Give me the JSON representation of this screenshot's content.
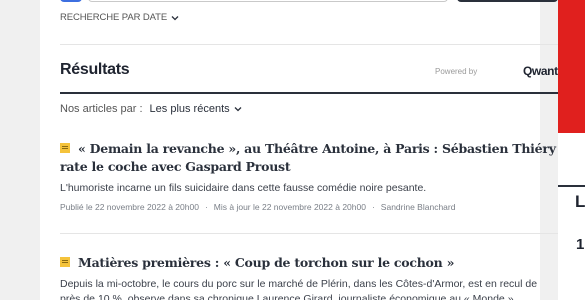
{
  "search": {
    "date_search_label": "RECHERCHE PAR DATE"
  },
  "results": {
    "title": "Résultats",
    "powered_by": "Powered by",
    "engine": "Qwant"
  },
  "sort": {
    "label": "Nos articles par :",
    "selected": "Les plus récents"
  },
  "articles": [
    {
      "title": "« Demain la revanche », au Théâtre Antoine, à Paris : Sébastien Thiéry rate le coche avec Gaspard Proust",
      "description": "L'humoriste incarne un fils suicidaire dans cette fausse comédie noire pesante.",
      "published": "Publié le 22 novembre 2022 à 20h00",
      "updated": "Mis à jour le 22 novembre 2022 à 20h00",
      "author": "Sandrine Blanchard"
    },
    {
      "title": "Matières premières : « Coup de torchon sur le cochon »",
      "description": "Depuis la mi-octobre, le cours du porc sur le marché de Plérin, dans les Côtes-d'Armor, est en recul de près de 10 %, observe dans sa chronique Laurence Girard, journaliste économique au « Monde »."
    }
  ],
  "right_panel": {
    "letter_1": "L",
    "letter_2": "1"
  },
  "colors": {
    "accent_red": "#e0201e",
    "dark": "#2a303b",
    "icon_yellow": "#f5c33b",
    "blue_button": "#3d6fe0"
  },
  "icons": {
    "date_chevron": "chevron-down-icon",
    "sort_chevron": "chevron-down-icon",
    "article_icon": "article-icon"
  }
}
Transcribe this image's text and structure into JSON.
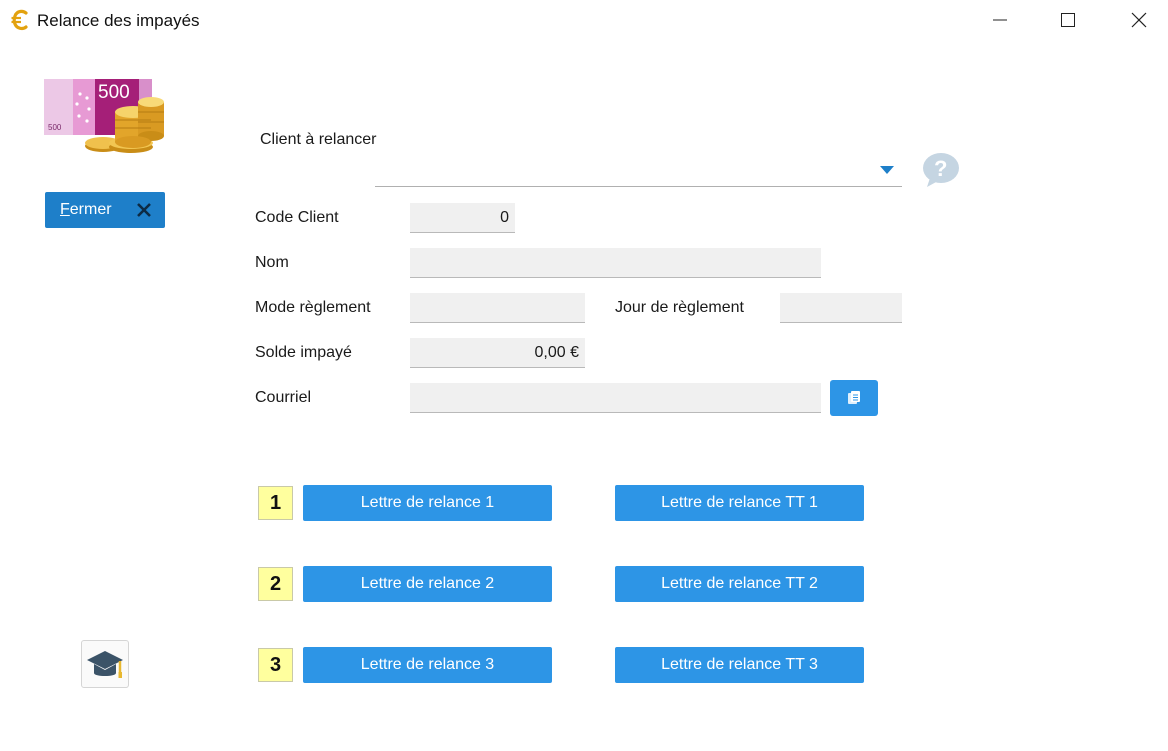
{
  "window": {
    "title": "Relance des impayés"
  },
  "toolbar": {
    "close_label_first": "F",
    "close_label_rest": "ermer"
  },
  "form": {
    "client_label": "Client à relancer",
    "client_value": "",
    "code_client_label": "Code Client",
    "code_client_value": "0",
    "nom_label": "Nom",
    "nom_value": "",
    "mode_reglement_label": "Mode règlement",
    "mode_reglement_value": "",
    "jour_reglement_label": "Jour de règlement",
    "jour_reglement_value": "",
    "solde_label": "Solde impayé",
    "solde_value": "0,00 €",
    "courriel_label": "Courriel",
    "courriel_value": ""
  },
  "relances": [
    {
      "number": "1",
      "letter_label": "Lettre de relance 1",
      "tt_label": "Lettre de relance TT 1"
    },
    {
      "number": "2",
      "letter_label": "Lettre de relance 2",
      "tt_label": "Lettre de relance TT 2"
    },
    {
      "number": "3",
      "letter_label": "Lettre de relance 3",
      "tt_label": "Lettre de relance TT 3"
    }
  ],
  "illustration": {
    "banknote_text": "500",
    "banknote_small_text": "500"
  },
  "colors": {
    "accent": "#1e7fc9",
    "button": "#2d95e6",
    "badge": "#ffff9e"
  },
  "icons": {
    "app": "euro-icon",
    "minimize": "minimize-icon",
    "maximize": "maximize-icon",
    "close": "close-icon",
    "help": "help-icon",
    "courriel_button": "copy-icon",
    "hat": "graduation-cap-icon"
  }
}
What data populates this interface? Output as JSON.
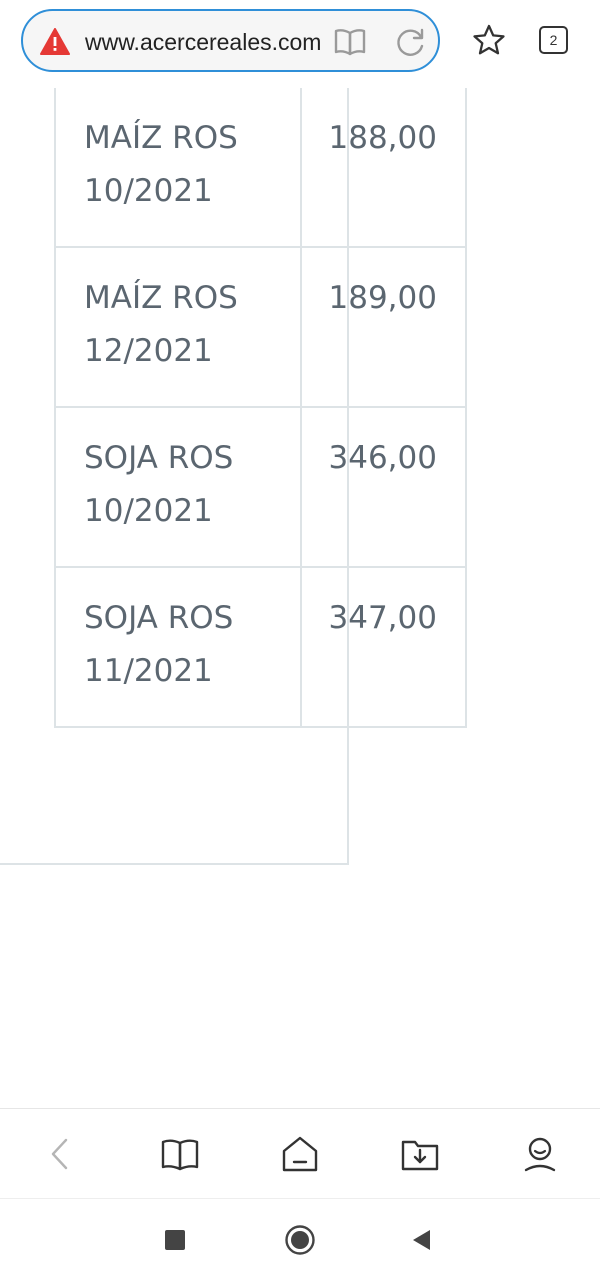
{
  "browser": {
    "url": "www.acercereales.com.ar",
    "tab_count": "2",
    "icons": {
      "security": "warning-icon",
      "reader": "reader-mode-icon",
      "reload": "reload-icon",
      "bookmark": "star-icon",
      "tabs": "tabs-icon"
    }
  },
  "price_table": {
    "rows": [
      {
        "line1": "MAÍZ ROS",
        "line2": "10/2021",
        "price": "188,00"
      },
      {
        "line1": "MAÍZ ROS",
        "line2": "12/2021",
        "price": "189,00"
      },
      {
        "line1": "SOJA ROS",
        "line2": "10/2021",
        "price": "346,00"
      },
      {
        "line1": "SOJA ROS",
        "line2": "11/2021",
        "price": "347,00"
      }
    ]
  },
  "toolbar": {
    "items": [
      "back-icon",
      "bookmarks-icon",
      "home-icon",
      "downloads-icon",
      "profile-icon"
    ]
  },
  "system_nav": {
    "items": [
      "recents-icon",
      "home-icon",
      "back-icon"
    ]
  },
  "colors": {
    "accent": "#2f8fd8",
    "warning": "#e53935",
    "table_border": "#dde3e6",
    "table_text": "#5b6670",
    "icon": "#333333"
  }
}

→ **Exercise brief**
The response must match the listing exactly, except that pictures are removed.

→ **Finished exercise**
Give me the JSON representation of this screenshot's content.
{
  "search": {
    "date_search_label": "RECHERCHE PAR DATE"
  },
  "results": {
    "title": "Résultats",
    "powered_by": "Powered by",
    "engine": "Qwant"
  },
  "sort": {
    "label": "Nos articles par :",
    "selected": "Les plus récents"
  },
  "articles": [
    {
      "title": "« Demain la revanche », au Théâtre Antoine, à Paris : Sébastien Thiéry rate le coche avec Gaspard Proust",
      "description": "L'humoriste incarne un fils suicidaire dans cette fausse comédie noire pesante.",
      "published": "Publié le 22 novembre 2022 à 20h00",
      "updated": "Mis à jour le 22 novembre 2022 à 20h00",
      "author": "Sandrine Blanchard"
    },
    {
      "title": "Matières premières : « Coup de torchon sur le cochon »",
      "description": "Depuis la mi-octobre, le cours du porc sur le marché de Plérin, dans les Côtes-d'Armor, est en recul de près de 10 %, observe dans sa chronique Laurence Girard, journaliste économique au « Monde »."
    }
  ],
  "right_panel": {
    "letter_1": "L",
    "letter_2": "1"
  },
  "colors": {
    "accent_red": "#e0201e",
    "dark": "#2a303b",
    "icon_yellow": "#f5c33b",
    "blue_button": "#3d6fe0"
  },
  "icons": {
    "date_chevron": "chevron-down-icon",
    "sort_chevron": "chevron-down-icon",
    "article_icon": "article-icon"
  }
}
Transcribe this image's text and structure into JSON.
{
  "window": {
    "title": "Relance des impayés"
  },
  "toolbar": {
    "close_label_first": "F",
    "close_label_rest": "ermer"
  },
  "form": {
    "client_label": "Client à relancer",
    "client_value": "",
    "code_client_label": "Code Client",
    "code_client_value": "0",
    "nom_label": "Nom",
    "nom_value": "",
    "mode_reglement_label": "Mode règlement",
    "mode_reglement_value": "",
    "jour_reglement_label": "Jour de règlement",
    "jour_reglement_value": "",
    "solde_label": "Solde impayé",
    "solde_value": "0,00 €",
    "courriel_label": "Courriel",
    "courriel_value": ""
  },
  "relances": [
    {
      "number": "1",
      "letter_label": "Lettre de relance 1",
      "tt_label": "Lettre de relance TT 1"
    },
    {
      "number": "2",
      "letter_label": "Lettre de relance 2",
      "tt_label": "Lettre de relance TT 2"
    },
    {
      "number": "3",
      "letter_label": "Lettre de relance 3",
      "tt_label": "Lettre de relance TT 3"
    }
  ],
  "illustration": {
    "banknote_text": "500",
    "banknote_small_text": "500"
  },
  "colors": {
    "accent": "#1e7fc9",
    "button": "#2d95e6",
    "badge": "#ffff9e"
  },
  "icons": {
    "app": "euro-icon",
    "minimize": "minimize-icon",
    "maximize": "maximize-icon",
    "close": "close-icon",
    "help": "help-icon",
    "courriel_button": "copy-icon",
    "hat": "graduation-cap-icon"
  }
}
What data populates this interface? Output as JSON.
{
  "browser": {
    "url": "www.acercereales.com.ar",
    "tab_count": "2",
    "icons": {
      "security": "warning-icon",
      "reader": "reader-mode-icon",
      "reload": "reload-icon",
      "bookmark": "star-icon",
      "tabs": "tabs-icon"
    }
  },
  "price_table": {
    "rows": [
      {
        "line1": "MAÍZ ROS",
        "line2": "10/2021",
        "price": "188,00"
      },
      {
        "line1": "MAÍZ ROS",
        "line2": "12/2021",
        "price": "189,00"
      },
      {
        "line1": "SOJA ROS",
        "line2": "10/2021",
        "price": "346,00"
      },
      {
        "line1": "SOJA ROS",
        "line2": "11/2021",
        "price": "347,00"
      }
    ]
  },
  "toolbar": {
    "items": [
      "back-icon",
      "bookmarks-icon",
      "home-icon",
      "downloads-icon",
      "profile-icon"
    ]
  },
  "system_nav": {
    "items": [
      "recents-icon",
      "home-icon",
      "back-icon"
    ]
  },
  "colors": {
    "accent": "#2f8fd8",
    "warning": "#e53935",
    "table_border": "#dde3e6",
    "table_text": "#5b6670",
    "icon": "#333333"
  }
}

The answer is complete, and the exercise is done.